**** SUPPLIED RECORDS
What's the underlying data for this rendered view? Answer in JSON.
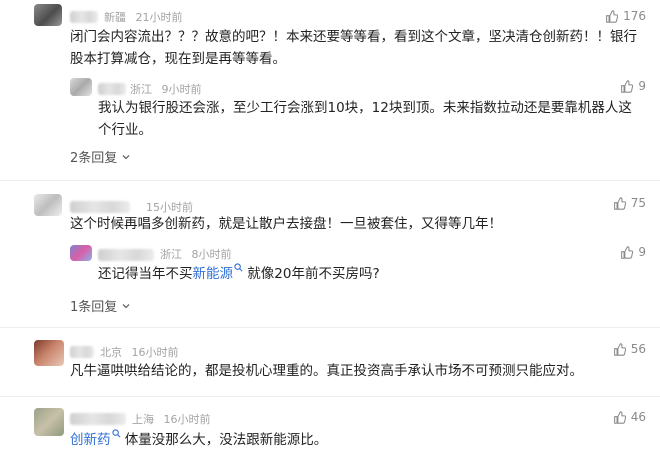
{
  "comments": [
    {
      "location": "新疆",
      "time": "21小时前",
      "likes": "176",
      "text": "闭门会内容流出？？？故意的吧？！本来还要等等看，看到这个文章，坚决清仓创新药！！银行股本打算减仓，现在到是再等等看。",
      "reply": {
        "location": "浙江",
        "time": "9小时前",
        "likes": "9",
        "text": "我认为银行股还会涨，至少工行会涨到10块，12块到顶。未来指数拉动还是要靠机器人这个行业。"
      },
      "more_label": "2条回复"
    },
    {
      "location": "",
      "time": "15小时前",
      "likes": "75",
      "text": "这个时候再唱多创新药，就是让散户去接盘！一旦被套住，又得等几年！",
      "reply": {
        "location": "浙江",
        "time": "8小时前",
        "likes": "9",
        "text_before": "还记得当年不买",
        "keyword": "新能源",
        "text_after": "就像20年前不买房吗?"
      },
      "more_label": "1条回复"
    },
    {
      "location": "北京",
      "time": "16小时前",
      "likes": "56",
      "text": "凡牛逼哄哄给结论的，都是投机心理重的。真正投资高手承认市场不可预测只能应对。"
    },
    {
      "location": "上海",
      "time": "16小时前",
      "likes": "46",
      "keyword": "创新药",
      "text_after": "体量没那么大，没法跟新能源比。"
    }
  ],
  "icons": {
    "like": "thumbs-up-icon",
    "expand": "chevron-down-icon",
    "search": "search-icon"
  },
  "colors": {
    "keyword": "#2f6fd6",
    "meta": "#a3a3a3"
  }
}
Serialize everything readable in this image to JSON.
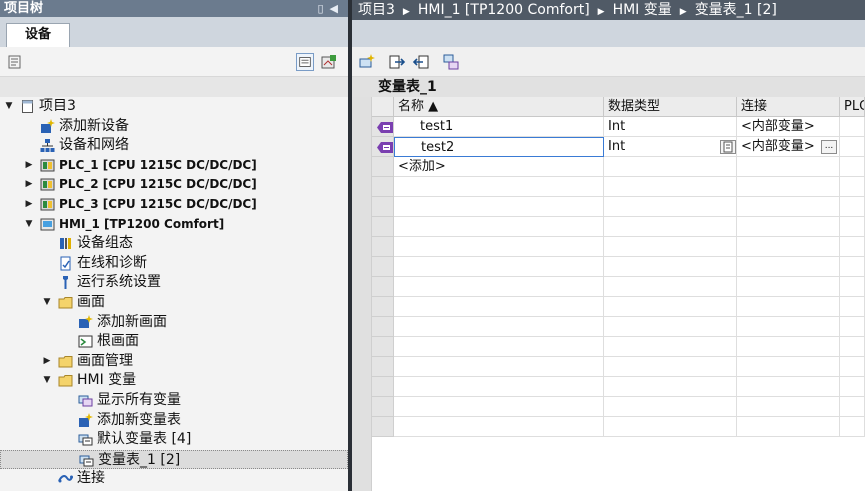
{
  "left_panel": {
    "title": "项目树",
    "tab_label": "设备",
    "tree": [
      {
        "label": "项目3",
        "bold": false,
        "indent": 0,
        "arrow": "down",
        "icon": "project-icon"
      },
      {
        "label": "添加新设备",
        "bold": false,
        "indent": 1,
        "arrow": "",
        "icon": "add-device-icon"
      },
      {
        "label": "设备和网络",
        "bold": false,
        "indent": 1,
        "arrow": "",
        "icon": "network-icon"
      },
      {
        "label": "PLC_1 [CPU 1215C DC/DC/DC]",
        "bold": true,
        "indent": 1,
        "arrow": "right",
        "icon": "plc-icon"
      },
      {
        "label": "PLC_2 [CPU 1215C DC/DC/DC]",
        "bold": true,
        "indent": 1,
        "arrow": "right",
        "icon": "plc-icon"
      },
      {
        "label": "PLC_3 [CPU 1215C DC/DC/DC]",
        "bold": true,
        "indent": 1,
        "arrow": "right",
        "icon": "plc-icon"
      },
      {
        "label": "HMI_1 [TP1200 Comfort]",
        "bold": true,
        "indent": 1,
        "arrow": "down",
        "icon": "hmi-icon"
      },
      {
        "label": "设备组态",
        "bold": false,
        "indent": 2,
        "arrow": "",
        "icon": "device-config-icon"
      },
      {
        "label": "在线和诊断",
        "bold": false,
        "indent": 2,
        "arrow": "",
        "icon": "diagnostics-icon"
      },
      {
        "label": "运行系统设置",
        "bold": false,
        "indent": 2,
        "arrow": "",
        "icon": "runtime-settings-icon"
      },
      {
        "label": "画面",
        "bold": false,
        "indent": 2,
        "arrow": "down",
        "icon": "folder-icon"
      },
      {
        "label": "添加新画面",
        "bold": false,
        "indent": 3,
        "arrow": "",
        "icon": "add-screen-icon"
      },
      {
        "label": "根画面",
        "bold": false,
        "indent": 3,
        "arrow": "",
        "icon": "screen-icon"
      },
      {
        "label": "画面管理",
        "bold": false,
        "indent": 2,
        "arrow": "right",
        "icon": "folder-icon"
      },
      {
        "label": "HMI 变量",
        "bold": false,
        "indent": 2,
        "arrow": "down",
        "icon": "folder-icon"
      },
      {
        "label": "显示所有变量",
        "bold": false,
        "indent": 3,
        "arrow": "",
        "icon": "show-tags-icon"
      },
      {
        "label": "添加新变量表",
        "bold": false,
        "indent": 3,
        "arrow": "",
        "icon": "add-tag-table-icon"
      },
      {
        "label": "默认变量表 [4]",
        "bold": false,
        "indent": 3,
        "arrow": "",
        "icon": "tag-table-icon"
      },
      {
        "label": "变量表_1 [2]",
        "bold": false,
        "indent": 3,
        "arrow": "",
        "icon": "tag-table-icon",
        "selected": true
      },
      {
        "label": "连接",
        "bold": false,
        "indent": 2,
        "arrow": "",
        "icon": "connection-icon"
      }
    ]
  },
  "breadcrumb": [
    "项目3",
    "HMI_1 [TP1200 Comfort]",
    "HMI 变量",
    "变量表_1 [2]"
  ],
  "table": {
    "title": "变量表_1",
    "columns": [
      "名称 ▲",
      "数据类型",
      "连接",
      "PLC"
    ],
    "rows": [
      {
        "name": "test1",
        "type": "Int",
        "connection": "<内部变量>"
      },
      {
        "name": "test2",
        "type": "Int",
        "connection": "<内部变量>"
      }
    ],
    "add_label": "<添加>",
    "browse_button": "..."
  },
  "colors": {
    "title_bar": "#6b7b8e",
    "breadcrumb_bar": "#505a66",
    "tab_area": "#cfd6de",
    "selection": "#3a7bd5",
    "tag_icon": "#7a3fb0"
  }
}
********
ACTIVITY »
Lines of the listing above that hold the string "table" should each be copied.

ANSWER TO THIS TASK »
        "icon": "add-tag-table-icon"
        "icon": "tag-table-icon"
        "icon": "tag-table-icon",
  "table": {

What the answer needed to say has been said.